you could get inside the heads of the people around you, you'd probably be
surprised at how unsure and unconfident they feel. It's likely that they'd feel
the same about you. We're pretty good at hiding our true thoughts; it's why
we're always so shocked—and relieved—when somebody honestly expresses
them."--From Start Your
Week with Steve, a free weekly e-mail newsletter by artist Steve Henderson.
It's our journey, and while what other people think can provide
insight, we ultimately hold and
control the reins. Time Out, original
and signed limited edition print by Steve Henderson.
Whether it's accurate or not, there is the impression that
artists are fairly insecure people. My question is, Who, in their shoes, wouldn't be?
Artists more than any other professionals express their deepest emotions on a
tangible surface—oil on canvas, bronze sculpting, paint on blank walls—which they put out for the
entire world to see and comment on.
And because the entire world isn't made up of exactly the same
person, some people vociferously encourage and praise the artist's efforts
while others condemn it, soundly and roundly.
So one of the first oil painting lessons a person who enters the art arena
learns is to thicken that skin a bit and not take every comment personally. A
second oil painting tip is to cultivate the ability to be your own best critic—listening to what you hear around you, sifting it through your mental filters,

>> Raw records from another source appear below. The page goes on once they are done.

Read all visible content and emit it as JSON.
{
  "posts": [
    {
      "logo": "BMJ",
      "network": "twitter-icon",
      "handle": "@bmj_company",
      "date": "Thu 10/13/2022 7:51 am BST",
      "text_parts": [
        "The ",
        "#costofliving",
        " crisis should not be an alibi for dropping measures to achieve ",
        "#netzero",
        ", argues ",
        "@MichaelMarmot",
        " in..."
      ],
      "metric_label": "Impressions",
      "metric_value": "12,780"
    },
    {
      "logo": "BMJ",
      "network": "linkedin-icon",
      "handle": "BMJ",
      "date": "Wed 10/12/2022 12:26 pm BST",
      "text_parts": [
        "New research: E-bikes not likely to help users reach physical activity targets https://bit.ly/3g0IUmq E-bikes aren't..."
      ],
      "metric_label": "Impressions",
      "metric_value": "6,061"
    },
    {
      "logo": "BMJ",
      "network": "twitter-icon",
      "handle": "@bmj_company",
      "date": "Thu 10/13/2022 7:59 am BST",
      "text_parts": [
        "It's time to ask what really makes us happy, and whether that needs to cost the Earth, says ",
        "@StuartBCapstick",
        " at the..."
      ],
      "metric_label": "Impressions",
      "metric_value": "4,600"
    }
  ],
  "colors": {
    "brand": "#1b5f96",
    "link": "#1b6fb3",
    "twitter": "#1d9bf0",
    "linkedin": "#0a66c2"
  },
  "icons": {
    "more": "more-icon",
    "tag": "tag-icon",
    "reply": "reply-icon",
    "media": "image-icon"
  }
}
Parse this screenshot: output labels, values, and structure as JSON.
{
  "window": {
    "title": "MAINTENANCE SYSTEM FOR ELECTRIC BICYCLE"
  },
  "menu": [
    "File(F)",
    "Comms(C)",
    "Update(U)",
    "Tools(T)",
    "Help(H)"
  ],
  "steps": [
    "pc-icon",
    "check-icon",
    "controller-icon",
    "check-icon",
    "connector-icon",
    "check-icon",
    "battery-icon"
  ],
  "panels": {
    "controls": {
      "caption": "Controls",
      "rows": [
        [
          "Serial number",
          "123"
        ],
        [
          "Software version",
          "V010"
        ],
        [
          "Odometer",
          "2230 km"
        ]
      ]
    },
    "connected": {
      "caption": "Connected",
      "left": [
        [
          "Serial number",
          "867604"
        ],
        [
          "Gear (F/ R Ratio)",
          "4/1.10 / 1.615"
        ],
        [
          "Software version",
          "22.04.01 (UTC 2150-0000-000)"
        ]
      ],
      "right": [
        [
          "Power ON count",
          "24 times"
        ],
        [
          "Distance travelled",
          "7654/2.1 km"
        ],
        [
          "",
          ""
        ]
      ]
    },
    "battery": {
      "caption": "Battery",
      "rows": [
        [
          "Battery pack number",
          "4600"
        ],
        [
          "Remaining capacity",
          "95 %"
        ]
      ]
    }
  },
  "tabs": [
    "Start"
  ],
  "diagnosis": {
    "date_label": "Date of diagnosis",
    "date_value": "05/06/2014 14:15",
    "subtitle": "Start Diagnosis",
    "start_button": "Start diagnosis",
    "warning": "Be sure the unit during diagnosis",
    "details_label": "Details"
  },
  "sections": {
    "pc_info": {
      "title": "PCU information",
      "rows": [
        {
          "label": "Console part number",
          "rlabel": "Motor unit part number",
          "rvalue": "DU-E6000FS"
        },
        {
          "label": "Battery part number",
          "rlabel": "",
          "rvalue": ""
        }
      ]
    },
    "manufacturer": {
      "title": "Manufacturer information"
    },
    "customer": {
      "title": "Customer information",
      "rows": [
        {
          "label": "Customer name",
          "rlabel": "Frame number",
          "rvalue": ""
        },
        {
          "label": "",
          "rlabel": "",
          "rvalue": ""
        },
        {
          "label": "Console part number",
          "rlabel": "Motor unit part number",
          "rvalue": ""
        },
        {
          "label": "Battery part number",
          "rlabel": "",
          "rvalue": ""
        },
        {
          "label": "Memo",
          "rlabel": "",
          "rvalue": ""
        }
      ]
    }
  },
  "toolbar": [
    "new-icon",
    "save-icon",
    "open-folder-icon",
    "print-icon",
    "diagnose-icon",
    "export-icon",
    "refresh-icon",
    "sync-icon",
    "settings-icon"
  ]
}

discerning valid criticism from random talk, and experimenting according to how you want to create your oil painting art, for example.
And as with any endeavor, the more skills and oil painting techniques that
you know and grasp, the easier it is to deal with the inevitable criticism.
There is a fine line between arrogance and confidence, and while
the one blocks us from effectively learning and moving forward, the other,
balanced with humility, enables us to weigh the words we hear, separate the
valid from the invalid, and move forward in our art.